On the ensuing possession, the Wildcats broke Louisville's break and got Pena the ball underneath. He was fouled but missed both free throws, the second spinning out. The rebound fell out of bounds off Earl Clark's knee, giving Villanova one shot with 4 seconds left. Cunningham got a great look on the inbounds but missed, and Reggie Redding couldn't put back a good-looking offensive rebound.
PLAYER OF THE GAME: Earl Clark missed just one field goal the entire second half, finishing with 16 points and 11 rebounds.
PLAYER OF THE GAME II: Philadelphia isn't kind to Terrence Williams. The senior had been shooting 27 percent in his four previous trips here. Saturday wasn't much better, as Williams connected on 3-of-10 from the field for 10 points. Undeterred, he simply did everything else, grabbing 14 rebounds and dishing out six assists. And when his team needed him most, it was Williams dropping the game-winning finger roll.
STAT OF THE GAME: Eleven: That's how many free throws Villanova missed (18 of 29), a killer number in a tight game.
WHAT IT MEANS: Maybe Louisville should just start the season in January. For the second year in a row, a very good Louisville team started sluggish and is coming along. Last season, it was a 9-4 start through Jan. 1 that turned into a 27-9 finish. This year it was an 8-3 start turning into a current 11-3 mark. The Cardinals aren't yet playing smarter, but they're playing harder and getting solid production from guys who had been MIA, namely Earl Clark. The Cards are also 2-0 in the Big East for the first time since joining the league.

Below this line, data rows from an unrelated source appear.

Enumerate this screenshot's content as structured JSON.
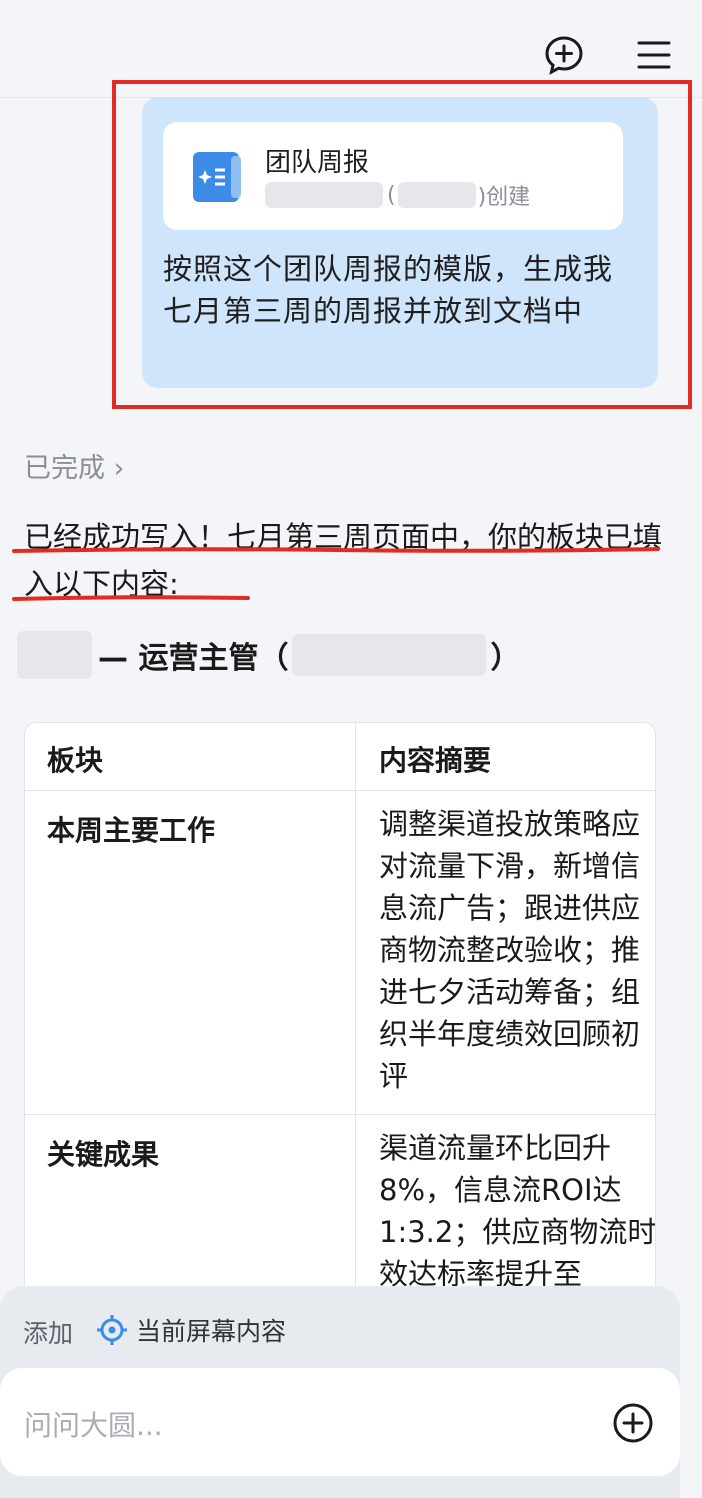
{
  "header": {
    "new_chat_icon": "add-chat-icon",
    "menu_icon": "menu-icon"
  },
  "user_message": {
    "doc_card": {
      "title": "团队周报",
      "paren_open": "(",
      "created_suffix": ")创建"
    },
    "text": "按照这个团队周报的模版，生成我七月第三周的周报并放到文档中"
  },
  "reply": {
    "status": "已完成 ›",
    "intro": "已经成功写入！七月第三周页面中，你的板块已填入以下内容:",
    "person_title": "— 运营主管（",
    "person_close": "）",
    "table": {
      "headers": [
        "板块",
        "内容摘要"
      ],
      "rows": [
        {
          "label": "本周主要工作",
          "text": "调整渠道投放策略应对流量下滑，新增信息流广告；跟进供应商物流整改验收；推进七夕活动筹备；组织半年度绩效回顾初评"
        },
        {
          "label": "关键成果",
          "text": "渠道流量环比回升8%，信息流ROI达1:3.2；供应商物流时效达标率提升至"
        }
      ]
    }
  },
  "composer": {
    "add_label": "添加",
    "screen_chip": "当前屏幕内容",
    "placeholder": "问问大圆...",
    "accent_color": "#3a8ee6",
    "highlight_color": "#e22b22"
  }
}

SIGHT FOR SORE EYES: No one would confuse this game with ballet. In the first three minutes of the second half, Louisville missed its opening three shots plus turned the ball over three times; Villanova countered with an 0-for-2 start and one giveaway.
GET THE JOINT JUMPING: The Wachovia Center sounded like it does for its usual basketball tenants, the 76ers (in other words, devoid of noise and atmosphere) until Scottie Reynolds got the fans off their feet with a did-he-just-do-that shot. On the fast break, the junior spun at about the free-throw line to shake Preston Knowles, getting just enough space to put up a reverse layup. When the shot slipped through the net and Knowles was cited for the foul, the Wachovia Center finally sounded like a college arena.
NOTHING BUT NET: Terrence Jennings started the season 0-for-6 at the line. So naturally, when the rookie stepped to the line in the first half, with his team perfect from the line, he sank both, the net barely fluttering. He reverted back to form on his next trip to the line, clanking both attempts.
THIS ISN'T CONFERENCE USA: With No. 17 Villanova behind it, Louisville will host No. 13 Notre Dame on Monday and No. 1 Pittsburgh on Saturday, marking the first time since 1997 that the Cardinals will play three ranked opponents in a row. How's that compare to Louisville's former conference? Well, when the Cards played in Conference USA they once went 66 games without playing a single ranked opponent, from November 2000 to December 2002.
Dana O'Neil is a college basketball writer for ESPN.com.